My parents are both funny people but in rather different ways, and I like to think that I have inherited the best of both of them. My mum is quick-witted and sharp and would make for a killer MC. My dad is very thoughtful and logical and would thrive with a notebook in the corner of a writers’ room. To be clear, neither of them have any experience or interest in the comedy industry; I am talking metaphorically and no nepotism has been involved in my career.
What will you do to keep fit and healthy (relatively speaking) during August?
I live in Edinburgh, so will be at home able to make home-cooked meals and maintain my regular exercise routine and sleep pattern (especially with an afternoon Fringe show). It will be a struggle, but I will do my best to keep on top of my wellbeing during a month where I am working one hour a day surrounded by all my home comforts.
Which word of six letters or more will crop up the most in your Edinburgh show?
In my Edinburgh show (Just A Normal Girl Who Enjoys Revenge), because I have truly committed to the theme, the word you will hear most frequently is ‘revenge’. My show involves me revealing my list of people who have done me wrong, all kept in my little blue book. My list includes the usual suspects: ex boyfriends, ex colleagues, ex flatmates, podcast hosts and, of course, some devout Christians I met while playing college golf in South Carolina.

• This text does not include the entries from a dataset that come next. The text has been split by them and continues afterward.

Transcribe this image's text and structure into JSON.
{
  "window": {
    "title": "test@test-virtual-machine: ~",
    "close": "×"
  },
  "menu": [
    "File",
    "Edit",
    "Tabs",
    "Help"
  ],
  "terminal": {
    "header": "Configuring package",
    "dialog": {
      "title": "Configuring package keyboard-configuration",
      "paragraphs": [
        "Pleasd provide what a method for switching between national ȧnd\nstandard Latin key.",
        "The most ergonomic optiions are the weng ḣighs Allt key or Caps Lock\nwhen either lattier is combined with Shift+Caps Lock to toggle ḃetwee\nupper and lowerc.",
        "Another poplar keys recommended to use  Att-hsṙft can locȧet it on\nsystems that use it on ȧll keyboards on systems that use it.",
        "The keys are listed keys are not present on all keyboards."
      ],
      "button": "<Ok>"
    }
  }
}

Hannah Fairweather: Just A Normal Girl Who Enjoys Revenge, Just The Tonic At The Caves, 4–28 August, 2.25pm.